**Required action:** An identical copy of all the entries is the required result.
(Data records begins)
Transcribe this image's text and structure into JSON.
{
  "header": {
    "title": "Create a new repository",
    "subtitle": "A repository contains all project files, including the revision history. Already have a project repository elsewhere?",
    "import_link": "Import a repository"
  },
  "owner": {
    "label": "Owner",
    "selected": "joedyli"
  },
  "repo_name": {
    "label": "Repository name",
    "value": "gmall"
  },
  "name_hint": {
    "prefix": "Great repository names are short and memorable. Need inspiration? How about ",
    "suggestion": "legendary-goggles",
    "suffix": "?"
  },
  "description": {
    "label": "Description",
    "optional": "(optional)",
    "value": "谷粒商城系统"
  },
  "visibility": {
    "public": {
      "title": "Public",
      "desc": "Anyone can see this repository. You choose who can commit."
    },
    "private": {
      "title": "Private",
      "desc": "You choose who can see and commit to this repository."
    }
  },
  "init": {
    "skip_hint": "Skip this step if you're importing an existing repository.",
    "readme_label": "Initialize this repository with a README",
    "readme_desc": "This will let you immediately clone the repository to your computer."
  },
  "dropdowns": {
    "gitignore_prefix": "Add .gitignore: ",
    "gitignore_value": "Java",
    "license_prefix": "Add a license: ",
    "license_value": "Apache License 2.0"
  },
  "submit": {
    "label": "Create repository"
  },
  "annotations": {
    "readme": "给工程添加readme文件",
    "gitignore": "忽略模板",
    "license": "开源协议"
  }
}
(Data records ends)
**Exercise result:**
Transcribe this image's text and structure into JSON.
{
  "header": {
    "title": "Create a new repository",
    "subtitle": "A repository contains all project files, including the revision history. Already have a project repository elsewhere?",
    "import_link": "Import a repository"
  },
  "owner": {
    "label": "Owner",
    "selected": "joedyli"
  },
  "repo_name": {
    "label": "Repository name",
    "value": "gmall"
  },
  "name_hint": {
    "prefix": "Great repository names are short and memorable. Need inspiration? How about ",
    "suggestion": "legendary-goggles",
    "suffix": "?"
  },
  "description": {
    "label": "Description",
    "optional": "(optional)",
    "value": "谷粒商城系统"
  },
  "visibility": {
    "public": {
      "title": "Public",
      "desc": "Anyone can see this repository. You choose who can commit."
    },
    "private": {
      "title": "Private",
      "desc": "You choose who can see and commit to this repository."
    }
  },
  "init": {
    "skip_hint": "Skip this step if you're importing an existing repository.",
    "readme_label": "Initialize this repository with a README",
    "readme_desc": "This will let you immediately clone the repository to your computer."
  },
  "dropdowns": {
    "gitignore_prefix": "Add .gitignore: ",
    "gitignore_value": "Java",
    "license_prefix": "Add a license: ",
    "license_value": "Apache License 2.0"
  },
  "submit": {
    "label": "Create repository"
  },
  "annotations": {
    "readme": "给工程添加readme文件",
    "gitignore": "忽略模板",
    "license": "开源协议"
  }
}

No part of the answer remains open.